Saturday, October 31, 2015

Genetic Makeup May Help Explain Methadone Overdoses


In this article it is explained how research was performed to connect ties with genetic variations to the body's ability of metabolizing methadone. First, Methadone is a drug, when taken reduces the effect of heroin or other drugs when taken. Basically it is an opiate blocker. The problem with methadone however is that it can serve to be very dangerous if it stays in the body for a certain period of time. Dr. Evan Kharasch mentioned that some people have high amounts of this drug in their blood which can lead to an overdose. Everyone's body is different and so people metabolize methadone differently.

If genetic testing is applied before these patients receive methadone it can perhaps save the lives of many who are deceased each year because of overdose. The study performed consisted of taking blood samples from healthy individuals to determine their genetic makeup, and then gave them methadone to see how quickly it could clear from the body. The results indicated that the liver played a major role in terms of the time period of methadone staying in the body. Researchers determined that Blacks had higher methadone levels in the blood even though they were given the same dose and the odd were higher of them having the gene variant linked to slower methadone metabolism. This clearly supports the fact that everyone is different in how they metabolize methadone. One other interesting point brought up was that the researchers discovered that liquid or pill forms of methadone were more likely to have an affect on metabolism than having methadone injected into the vein. This was very intriguing because the majority of primary care physicians will prescribe this drug in the pill form than injecting it through the vein.

1 comment:

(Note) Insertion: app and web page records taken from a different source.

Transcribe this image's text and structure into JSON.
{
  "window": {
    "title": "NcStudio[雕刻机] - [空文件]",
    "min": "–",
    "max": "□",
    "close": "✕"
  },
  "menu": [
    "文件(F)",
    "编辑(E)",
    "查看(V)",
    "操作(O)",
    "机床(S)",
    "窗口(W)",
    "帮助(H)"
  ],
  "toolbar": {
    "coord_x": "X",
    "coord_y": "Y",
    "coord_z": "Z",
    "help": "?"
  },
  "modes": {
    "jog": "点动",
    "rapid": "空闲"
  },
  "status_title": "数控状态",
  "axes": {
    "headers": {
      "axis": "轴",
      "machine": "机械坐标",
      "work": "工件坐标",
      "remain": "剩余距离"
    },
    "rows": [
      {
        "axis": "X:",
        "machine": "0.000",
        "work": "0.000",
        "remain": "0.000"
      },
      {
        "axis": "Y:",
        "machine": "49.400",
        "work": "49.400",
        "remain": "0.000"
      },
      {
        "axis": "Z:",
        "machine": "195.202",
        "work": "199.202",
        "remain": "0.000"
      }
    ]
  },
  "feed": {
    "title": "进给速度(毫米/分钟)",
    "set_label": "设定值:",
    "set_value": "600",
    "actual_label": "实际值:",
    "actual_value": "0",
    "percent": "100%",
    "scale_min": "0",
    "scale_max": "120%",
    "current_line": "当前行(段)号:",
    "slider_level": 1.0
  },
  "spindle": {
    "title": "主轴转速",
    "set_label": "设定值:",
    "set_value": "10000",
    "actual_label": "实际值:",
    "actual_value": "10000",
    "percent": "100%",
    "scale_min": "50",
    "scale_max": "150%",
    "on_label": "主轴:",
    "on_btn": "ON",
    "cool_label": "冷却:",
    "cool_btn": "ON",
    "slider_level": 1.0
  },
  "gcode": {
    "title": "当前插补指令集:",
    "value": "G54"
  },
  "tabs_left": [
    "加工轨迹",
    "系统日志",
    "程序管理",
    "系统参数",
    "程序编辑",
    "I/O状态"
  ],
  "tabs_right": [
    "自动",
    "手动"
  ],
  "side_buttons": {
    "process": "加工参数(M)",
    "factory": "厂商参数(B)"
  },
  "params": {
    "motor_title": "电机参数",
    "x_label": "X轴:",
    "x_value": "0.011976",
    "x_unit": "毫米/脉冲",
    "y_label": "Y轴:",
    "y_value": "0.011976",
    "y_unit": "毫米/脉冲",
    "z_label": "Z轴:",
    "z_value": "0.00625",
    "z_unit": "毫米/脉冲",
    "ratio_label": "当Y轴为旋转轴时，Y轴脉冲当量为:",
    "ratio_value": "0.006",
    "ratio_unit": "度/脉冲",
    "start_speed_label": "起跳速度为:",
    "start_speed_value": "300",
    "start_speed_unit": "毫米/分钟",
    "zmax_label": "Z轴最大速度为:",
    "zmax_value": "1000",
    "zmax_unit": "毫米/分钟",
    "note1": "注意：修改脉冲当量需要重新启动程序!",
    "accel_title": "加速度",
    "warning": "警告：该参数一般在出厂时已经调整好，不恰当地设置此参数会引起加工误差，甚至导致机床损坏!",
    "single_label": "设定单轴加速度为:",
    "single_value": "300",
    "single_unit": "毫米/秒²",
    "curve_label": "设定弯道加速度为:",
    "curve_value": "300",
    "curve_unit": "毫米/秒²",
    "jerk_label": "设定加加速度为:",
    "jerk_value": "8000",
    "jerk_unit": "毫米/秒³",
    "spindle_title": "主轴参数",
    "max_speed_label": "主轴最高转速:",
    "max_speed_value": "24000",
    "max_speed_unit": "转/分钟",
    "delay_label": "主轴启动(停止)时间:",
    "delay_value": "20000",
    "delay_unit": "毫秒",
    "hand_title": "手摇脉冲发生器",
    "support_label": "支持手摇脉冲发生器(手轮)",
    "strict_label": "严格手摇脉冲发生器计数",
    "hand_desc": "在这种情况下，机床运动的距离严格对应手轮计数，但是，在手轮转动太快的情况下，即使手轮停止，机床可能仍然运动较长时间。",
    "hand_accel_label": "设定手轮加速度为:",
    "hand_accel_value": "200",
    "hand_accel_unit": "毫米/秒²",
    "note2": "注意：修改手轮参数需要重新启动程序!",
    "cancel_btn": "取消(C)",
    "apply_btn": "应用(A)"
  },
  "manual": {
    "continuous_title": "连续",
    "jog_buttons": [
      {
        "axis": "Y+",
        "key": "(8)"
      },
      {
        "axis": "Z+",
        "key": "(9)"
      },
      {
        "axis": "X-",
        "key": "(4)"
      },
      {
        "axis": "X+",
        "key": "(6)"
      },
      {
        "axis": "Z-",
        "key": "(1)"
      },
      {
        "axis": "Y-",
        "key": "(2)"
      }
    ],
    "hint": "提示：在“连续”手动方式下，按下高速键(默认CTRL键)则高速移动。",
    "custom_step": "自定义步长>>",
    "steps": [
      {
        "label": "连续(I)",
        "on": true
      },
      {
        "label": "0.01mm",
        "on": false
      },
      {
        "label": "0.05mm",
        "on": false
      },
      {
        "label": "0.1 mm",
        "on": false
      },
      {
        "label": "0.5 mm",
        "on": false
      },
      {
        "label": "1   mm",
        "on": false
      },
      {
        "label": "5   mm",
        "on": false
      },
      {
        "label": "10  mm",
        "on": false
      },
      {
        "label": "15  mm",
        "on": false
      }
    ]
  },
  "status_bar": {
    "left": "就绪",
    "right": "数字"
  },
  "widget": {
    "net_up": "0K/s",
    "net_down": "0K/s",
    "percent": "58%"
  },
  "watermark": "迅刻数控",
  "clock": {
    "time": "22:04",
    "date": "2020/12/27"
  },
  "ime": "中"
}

  1. These findings prove that biology continues to be a complex picture to completely understand, and that aiding patients with methadone might have to be even more tailored to the patient then previously thought.